A Study On Sea Horse Tail May Find Applicability In Robotics And Surgery
A collaborative study at the Oregon State University on the virtues of seahorse’s unconventional tail has led to a profound discovery of its applicability in the tech sector. A seahorse’s tail, unlike that of many other organisms who have a cylindrical appendage, is square shaped and plated. This shape, tests show, provides better grip and could thus pave way for application in robotics, surgery and industry.
The seahorse’s tail is tough, with a squared cross-section that provides not just protection but a strong grasp to the animal to hunt its food and support its movement. A recent issue of the journal Science outlines the many advantages of the seahorse’s unique tail and its potential applicability in robotics and engineering.
“We found that this square architecture provides adequate dexterity and a tough resistance to predators, but also that it tends to snap naturally back into place once it’s been twisted and deformed,” said co-author of the study, Ross Hatton, who is an assistant engineering professor at Oregon State University. “This could be very useful for robotics applications that need to be strong, but also energy-efficient and able to bend and twist in tight spaces.”
To practically test out the strength and flexibility of the square tail, researchers made use of 3D printing.
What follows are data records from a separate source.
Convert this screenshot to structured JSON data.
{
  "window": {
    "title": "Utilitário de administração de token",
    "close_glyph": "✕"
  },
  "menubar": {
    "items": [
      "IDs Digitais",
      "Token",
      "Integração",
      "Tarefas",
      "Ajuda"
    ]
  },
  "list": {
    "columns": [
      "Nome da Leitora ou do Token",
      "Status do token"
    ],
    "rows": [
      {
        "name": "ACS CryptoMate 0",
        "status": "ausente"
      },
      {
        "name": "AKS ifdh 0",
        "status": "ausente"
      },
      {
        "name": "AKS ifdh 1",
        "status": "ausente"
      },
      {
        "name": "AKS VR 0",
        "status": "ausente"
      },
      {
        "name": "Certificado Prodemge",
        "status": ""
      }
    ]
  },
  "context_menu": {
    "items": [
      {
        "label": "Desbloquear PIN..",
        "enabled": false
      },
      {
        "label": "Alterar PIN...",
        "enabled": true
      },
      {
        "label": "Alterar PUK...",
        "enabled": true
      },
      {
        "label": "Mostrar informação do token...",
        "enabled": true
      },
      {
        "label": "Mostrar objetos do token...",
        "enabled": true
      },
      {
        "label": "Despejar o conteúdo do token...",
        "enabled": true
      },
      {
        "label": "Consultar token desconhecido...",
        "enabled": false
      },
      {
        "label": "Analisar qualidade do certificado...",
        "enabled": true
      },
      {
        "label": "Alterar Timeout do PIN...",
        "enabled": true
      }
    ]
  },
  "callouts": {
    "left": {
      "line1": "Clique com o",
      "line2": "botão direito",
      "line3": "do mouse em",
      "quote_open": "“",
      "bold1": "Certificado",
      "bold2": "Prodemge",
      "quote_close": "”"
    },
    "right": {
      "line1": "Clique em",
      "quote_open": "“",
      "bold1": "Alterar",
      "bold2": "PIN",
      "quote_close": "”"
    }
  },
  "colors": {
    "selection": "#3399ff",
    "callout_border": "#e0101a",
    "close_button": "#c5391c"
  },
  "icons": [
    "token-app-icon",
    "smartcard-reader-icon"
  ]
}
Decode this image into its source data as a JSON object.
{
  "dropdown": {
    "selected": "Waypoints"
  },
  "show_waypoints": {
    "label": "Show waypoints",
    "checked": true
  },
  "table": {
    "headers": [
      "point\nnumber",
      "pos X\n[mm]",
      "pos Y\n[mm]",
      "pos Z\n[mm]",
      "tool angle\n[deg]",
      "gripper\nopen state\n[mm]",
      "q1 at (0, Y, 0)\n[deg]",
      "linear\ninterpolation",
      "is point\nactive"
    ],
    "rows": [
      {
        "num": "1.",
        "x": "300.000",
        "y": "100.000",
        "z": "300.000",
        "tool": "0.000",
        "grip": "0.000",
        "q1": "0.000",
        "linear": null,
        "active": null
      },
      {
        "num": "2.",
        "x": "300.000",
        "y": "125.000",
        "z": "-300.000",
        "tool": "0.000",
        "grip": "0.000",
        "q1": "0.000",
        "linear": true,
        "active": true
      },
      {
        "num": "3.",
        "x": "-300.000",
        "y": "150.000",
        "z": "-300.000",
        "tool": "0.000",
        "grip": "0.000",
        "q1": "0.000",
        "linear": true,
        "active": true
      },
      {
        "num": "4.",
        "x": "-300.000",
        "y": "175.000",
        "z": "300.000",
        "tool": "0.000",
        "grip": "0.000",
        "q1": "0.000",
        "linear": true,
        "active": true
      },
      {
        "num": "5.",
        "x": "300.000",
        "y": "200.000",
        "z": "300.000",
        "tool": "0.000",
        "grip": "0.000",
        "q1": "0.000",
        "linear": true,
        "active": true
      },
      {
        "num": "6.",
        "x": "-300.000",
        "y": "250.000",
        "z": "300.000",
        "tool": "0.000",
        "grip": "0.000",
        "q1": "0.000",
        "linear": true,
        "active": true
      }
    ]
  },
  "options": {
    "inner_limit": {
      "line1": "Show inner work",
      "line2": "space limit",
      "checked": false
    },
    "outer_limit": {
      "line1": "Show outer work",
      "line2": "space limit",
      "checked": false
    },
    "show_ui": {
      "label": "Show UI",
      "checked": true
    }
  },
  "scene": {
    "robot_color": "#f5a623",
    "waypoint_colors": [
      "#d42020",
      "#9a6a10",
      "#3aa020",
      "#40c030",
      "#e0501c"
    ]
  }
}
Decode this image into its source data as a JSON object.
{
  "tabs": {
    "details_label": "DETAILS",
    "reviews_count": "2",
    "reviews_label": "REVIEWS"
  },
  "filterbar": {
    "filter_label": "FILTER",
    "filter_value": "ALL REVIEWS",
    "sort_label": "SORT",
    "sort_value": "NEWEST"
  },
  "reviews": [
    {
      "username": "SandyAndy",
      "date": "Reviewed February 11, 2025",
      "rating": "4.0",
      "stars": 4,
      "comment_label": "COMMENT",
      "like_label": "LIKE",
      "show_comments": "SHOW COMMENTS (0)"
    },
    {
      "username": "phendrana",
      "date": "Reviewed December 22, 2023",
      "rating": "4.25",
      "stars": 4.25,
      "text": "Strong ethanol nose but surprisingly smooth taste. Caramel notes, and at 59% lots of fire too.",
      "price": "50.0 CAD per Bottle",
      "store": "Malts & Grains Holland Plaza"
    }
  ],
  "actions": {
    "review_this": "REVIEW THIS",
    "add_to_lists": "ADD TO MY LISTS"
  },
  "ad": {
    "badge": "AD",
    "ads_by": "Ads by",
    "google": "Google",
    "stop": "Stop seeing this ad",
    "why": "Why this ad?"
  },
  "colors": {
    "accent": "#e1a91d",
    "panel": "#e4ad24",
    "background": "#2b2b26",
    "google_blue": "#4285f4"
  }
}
Cylindrical and squared structures were printed so a comparison could be made between the features of both. The researchers discovered that the plates of seahorse’s tail slide past each other upon application of pressure to save the vertebral column from damage, and slide easily back into position.
Not only this, the square structure provides more contact points, making grasping easier and firmer. “It’s kind of a nice, happy medium between hard and soft robots,” explains Michael Porter, a professor at the Clemson University, who led this research in collaboration with Oregon State.
Uses of squared surgical extensions can find usability is laparoscopic surgery which requires a strong yet flexible device to move inside organs. It can also be applied in industrial machinery and search-and-rescue systems. The study has made way for engineers to give the squared tail a shot in their experiments.